During Crohn’s disease, ulcerative colitis, and other inflammatory bowel diseases (IBD), harmless E.coli bacteria in the gut can become harmful. Within the gut, there is a variety of bacteria, including E.coli, which normally is non-threatening, but can become so in IBD patients. When E.coli in IBD patients becomes harmful, it can trigger flare-ups and contribute to further worsening of the disease.
Matam Vijay-Kumar, assistant professor of nutritional sciences and medicine at Penn State, said, “Several types of inflammatory bowel disease are characterized by expansion of the opportunistic E. coli in the gut. However, the mechanisms, by which E. coli can thwart the hostile host innate immune system, are poorly understood. Identifying these mechanisms will help to reduce the E. coli burden in the inflamed gut and prevent chronic extra-intestinal diseases.”
Researchers studied the interactions between enterobactin (ENT), myeloperoxidase (MPO), and lipocalin 2 (Lcn2), and how they can regulate E.coli within the intestines.
ENT takes iron from host proteins and can help spread E.coli. MPO typically helps white blood cells fight off bacteria, but ENT prevents it from doing so, and Lcn2 helps gather up ENT, preventing it from obtaining iron it needs to survive.
Vijay-Kumar added, “These bacteria can be harmful under special circumstances, such as IBD. Most E. coli express enterobactin, a siderophore, and to avoid its recognition by the host lipocalin 2, they have the flexibility to express stealth siderophores. Strictly speaking, chelation of iron in the gut by enterobactin and inhibition of host MPO at the same time is positive for E. coli and negative for the host.”
The study helped researchers identify a new defense mechanism used by E.coli. Vijay-Kumar explained, “We have to find a way to identify the drugs, which can inhibit or degrade secreted enterobactin. Alternatively, since MPO is known to be pro-inflammatory, not only in IBD but also in other inflammatory diseases, it may be possible to develop enterobactin-based drugs to alleviate inflammatory pathways.”
Researchers have found the key to bad bacteria growth in inflammatory bowel diseases.
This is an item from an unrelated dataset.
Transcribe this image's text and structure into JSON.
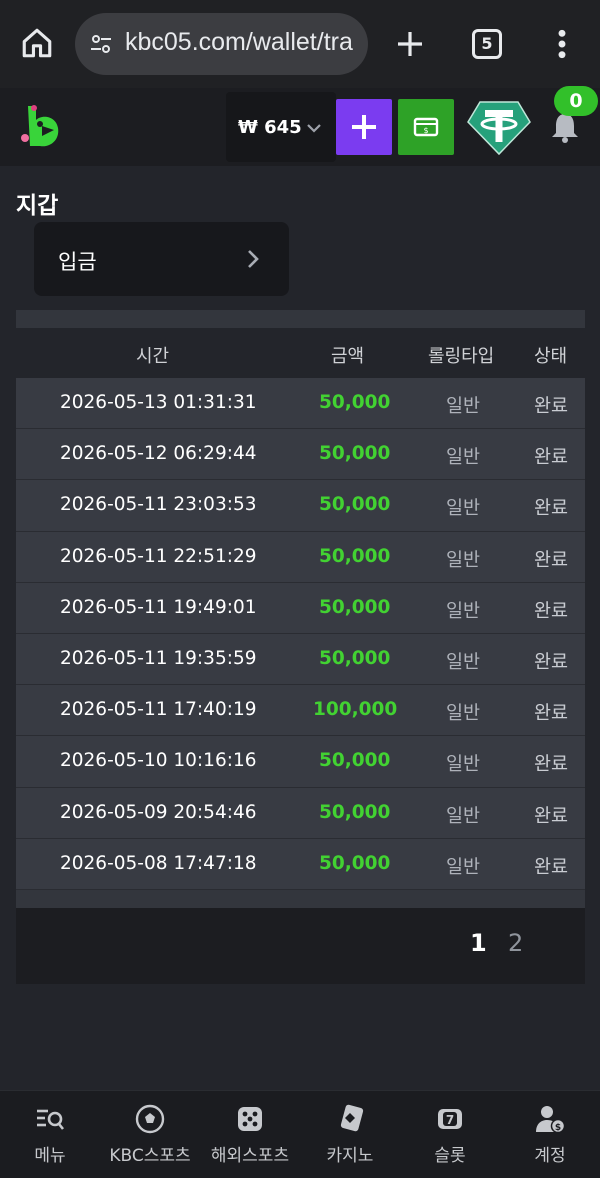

The researchers found biological mechanisms where bad bacteria grow and push out good bacteria, thus damaging the gut. The findings may help researchers get closer to better treatment options for IBD.
Inflammatory bowel diseases are often autoimmune diseases as well, where the immune system begins to attack healthy bacteria in error. This process allows for bad bacteria to thrive and grow, which leads to inflammation and damage of the intestines, along with a slew of discomforting symptoms.
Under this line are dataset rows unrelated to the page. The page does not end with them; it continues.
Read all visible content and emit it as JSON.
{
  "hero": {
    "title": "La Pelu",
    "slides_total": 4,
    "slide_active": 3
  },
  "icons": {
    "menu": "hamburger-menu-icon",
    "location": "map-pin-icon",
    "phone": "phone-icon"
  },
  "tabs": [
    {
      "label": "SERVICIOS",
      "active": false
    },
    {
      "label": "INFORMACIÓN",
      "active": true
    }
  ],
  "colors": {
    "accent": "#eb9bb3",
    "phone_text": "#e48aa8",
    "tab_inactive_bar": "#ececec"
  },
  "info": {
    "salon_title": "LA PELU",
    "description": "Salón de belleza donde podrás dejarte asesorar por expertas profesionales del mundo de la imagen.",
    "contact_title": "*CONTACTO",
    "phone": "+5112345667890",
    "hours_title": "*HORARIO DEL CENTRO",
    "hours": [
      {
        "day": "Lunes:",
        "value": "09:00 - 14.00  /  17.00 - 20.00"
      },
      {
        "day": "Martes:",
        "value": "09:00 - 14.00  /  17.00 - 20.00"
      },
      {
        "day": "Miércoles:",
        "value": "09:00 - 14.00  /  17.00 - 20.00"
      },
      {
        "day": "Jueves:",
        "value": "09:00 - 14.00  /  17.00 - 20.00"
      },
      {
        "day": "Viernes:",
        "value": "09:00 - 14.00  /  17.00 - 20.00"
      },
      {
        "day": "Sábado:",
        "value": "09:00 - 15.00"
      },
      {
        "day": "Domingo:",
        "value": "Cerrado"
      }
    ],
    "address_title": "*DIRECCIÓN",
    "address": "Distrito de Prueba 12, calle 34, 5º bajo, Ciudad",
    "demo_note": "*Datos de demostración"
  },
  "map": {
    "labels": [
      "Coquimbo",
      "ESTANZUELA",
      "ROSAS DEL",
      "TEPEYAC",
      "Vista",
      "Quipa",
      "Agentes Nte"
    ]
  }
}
The study was conducted in test tubes and animal models, where the researchers found Enterobacteriaceae use nitrate to thrive. Strains of Enterobacteriaceae include E.coli, which can worsen damage to the intestines in IBD. Eventually, the bad bacteria override the good bacteria, limiting the amount of good bacteria in the gut.
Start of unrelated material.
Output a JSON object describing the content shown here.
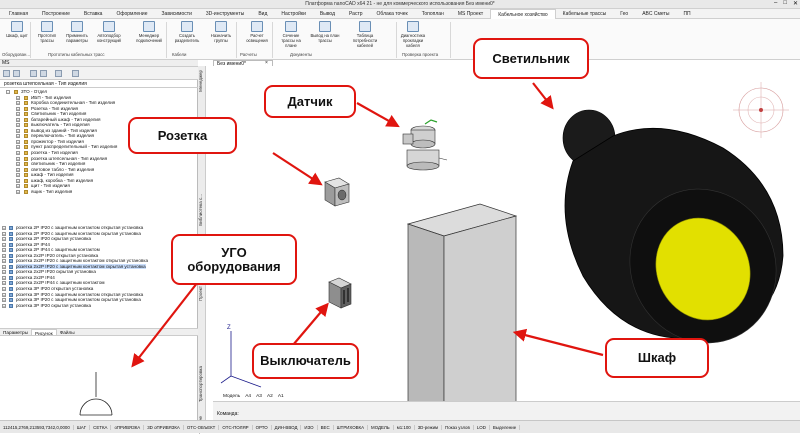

Lead author Andreas Baumler said, “Much like humans use oxygen, E. coli can use nitrate as a replacement for oxygen to respire, produce energy and grow. In IBD, nitrate produced by inflammation in the gut allows E. coli to take a deep ‘breath,’ and beat out our beneficial microbes in the competition for nutrients.”
Intestinal inflammation releases nitric oxide radicals, which are effective at destroying bacteria, but are also unstable, which causes them to decompose into nitrate. E.coli then uses the nitrate as a means to grow and spread.
In order to develop new treatment options, researchers must understand why E.coli likes to push out good bacteria. Current treatment options suppress the immune system, but their effectiveness can decrease over time.
The researchers suggest, improved treatment can be done by targeting molecular pathways that produce nitric oxide and nitrate, along with other molecules that feed bacteria. These changes can help calm the gut.
Baumler concluded, “The idea would be to inhibit all pathways that produce molecules that can be used by bacteria such as E. coli for respiration and growth. Essentially, you could then smother the bacteria.”